• [Exercise requirements]
Should a line in the entries below contain "title", return that line.

• [Source material]
========================
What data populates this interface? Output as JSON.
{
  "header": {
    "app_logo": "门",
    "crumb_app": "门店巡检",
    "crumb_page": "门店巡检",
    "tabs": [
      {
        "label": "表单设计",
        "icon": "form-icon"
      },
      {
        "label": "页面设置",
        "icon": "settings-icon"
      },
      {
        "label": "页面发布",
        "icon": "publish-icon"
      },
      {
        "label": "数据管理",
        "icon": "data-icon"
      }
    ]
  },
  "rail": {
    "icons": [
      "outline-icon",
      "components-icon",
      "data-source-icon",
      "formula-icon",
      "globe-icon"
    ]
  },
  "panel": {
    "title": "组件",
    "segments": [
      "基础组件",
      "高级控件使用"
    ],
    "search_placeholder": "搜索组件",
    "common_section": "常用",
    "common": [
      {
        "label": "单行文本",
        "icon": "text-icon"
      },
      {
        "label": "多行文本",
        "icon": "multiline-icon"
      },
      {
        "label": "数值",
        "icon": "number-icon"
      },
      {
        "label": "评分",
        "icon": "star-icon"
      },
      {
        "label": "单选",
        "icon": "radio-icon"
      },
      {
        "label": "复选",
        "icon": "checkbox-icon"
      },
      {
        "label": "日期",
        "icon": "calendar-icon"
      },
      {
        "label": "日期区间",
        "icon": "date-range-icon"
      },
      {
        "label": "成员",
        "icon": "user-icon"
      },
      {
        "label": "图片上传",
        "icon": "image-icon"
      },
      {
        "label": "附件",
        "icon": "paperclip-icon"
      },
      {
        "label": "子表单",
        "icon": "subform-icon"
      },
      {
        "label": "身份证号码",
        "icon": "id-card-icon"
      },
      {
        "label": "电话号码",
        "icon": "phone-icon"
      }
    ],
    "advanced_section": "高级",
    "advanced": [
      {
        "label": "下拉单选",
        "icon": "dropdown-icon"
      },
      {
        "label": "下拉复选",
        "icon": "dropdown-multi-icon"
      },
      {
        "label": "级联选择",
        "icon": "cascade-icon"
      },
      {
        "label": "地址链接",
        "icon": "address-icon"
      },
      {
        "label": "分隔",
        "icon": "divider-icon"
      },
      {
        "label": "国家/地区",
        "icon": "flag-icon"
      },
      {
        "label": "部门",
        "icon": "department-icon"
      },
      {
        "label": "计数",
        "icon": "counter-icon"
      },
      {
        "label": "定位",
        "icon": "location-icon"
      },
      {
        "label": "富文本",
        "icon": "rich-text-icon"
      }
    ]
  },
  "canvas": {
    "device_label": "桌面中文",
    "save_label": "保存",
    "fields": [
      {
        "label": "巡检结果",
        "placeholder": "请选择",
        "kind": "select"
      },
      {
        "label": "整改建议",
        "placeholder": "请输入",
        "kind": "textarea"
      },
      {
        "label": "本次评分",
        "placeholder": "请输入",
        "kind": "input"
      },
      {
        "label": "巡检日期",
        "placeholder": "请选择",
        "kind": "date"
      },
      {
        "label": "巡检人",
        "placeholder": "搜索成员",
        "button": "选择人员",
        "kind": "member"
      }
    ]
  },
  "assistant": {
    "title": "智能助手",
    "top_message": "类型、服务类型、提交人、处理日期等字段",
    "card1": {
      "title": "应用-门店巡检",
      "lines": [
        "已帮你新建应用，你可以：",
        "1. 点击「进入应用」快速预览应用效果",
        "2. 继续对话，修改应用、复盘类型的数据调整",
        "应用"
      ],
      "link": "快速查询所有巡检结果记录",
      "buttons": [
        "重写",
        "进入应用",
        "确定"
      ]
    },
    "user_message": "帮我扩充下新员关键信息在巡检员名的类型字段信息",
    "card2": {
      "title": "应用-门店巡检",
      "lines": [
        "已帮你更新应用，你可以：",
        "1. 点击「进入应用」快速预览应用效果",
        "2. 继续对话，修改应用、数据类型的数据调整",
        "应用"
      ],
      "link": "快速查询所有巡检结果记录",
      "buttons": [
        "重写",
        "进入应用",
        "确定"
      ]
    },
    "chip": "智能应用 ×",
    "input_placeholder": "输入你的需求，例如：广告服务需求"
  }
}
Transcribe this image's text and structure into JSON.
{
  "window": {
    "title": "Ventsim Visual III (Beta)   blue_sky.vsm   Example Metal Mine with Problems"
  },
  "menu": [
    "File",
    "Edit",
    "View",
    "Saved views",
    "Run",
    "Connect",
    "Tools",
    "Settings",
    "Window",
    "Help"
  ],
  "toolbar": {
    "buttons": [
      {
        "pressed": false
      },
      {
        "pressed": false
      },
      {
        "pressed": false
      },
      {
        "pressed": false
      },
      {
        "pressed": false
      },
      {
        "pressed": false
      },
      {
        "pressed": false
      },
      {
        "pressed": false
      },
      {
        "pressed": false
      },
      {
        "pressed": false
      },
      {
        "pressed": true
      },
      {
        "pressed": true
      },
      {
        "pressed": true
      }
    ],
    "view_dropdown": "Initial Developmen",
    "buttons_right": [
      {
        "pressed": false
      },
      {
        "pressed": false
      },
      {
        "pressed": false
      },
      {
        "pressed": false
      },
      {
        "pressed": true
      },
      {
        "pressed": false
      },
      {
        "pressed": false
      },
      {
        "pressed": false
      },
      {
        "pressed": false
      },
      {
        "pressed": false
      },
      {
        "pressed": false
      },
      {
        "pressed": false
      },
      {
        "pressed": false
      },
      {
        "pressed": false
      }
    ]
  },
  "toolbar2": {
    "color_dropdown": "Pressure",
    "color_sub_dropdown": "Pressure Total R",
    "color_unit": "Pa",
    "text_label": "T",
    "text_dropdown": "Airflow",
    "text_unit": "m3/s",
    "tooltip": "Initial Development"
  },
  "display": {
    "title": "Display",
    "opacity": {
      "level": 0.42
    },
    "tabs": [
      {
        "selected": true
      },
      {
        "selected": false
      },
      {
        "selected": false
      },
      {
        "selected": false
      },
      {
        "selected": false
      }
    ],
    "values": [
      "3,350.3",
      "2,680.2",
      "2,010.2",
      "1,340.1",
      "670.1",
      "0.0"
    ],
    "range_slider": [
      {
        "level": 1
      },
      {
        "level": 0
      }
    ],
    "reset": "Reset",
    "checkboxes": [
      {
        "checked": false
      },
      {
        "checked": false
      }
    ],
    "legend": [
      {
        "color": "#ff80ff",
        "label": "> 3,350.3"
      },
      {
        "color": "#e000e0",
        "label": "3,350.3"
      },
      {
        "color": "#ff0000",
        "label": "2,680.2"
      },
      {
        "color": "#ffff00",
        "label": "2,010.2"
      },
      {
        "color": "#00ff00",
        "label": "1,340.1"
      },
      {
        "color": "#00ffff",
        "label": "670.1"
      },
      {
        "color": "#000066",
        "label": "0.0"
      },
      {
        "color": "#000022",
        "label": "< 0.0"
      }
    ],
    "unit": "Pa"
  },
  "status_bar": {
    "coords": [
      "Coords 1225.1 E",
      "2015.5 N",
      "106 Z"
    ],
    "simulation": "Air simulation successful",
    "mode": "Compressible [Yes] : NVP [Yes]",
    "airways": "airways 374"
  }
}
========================
• [Finished exercise]
    "title": "组件",
    "title": "智能助手",
      "title": "应用-门店巡检",
      "title": "应用-门店巡检",
    "title": "Ventsim Visual III (Beta)   blue_sky.vsm   Example Metal Mine with Problems"
    "title": "Display",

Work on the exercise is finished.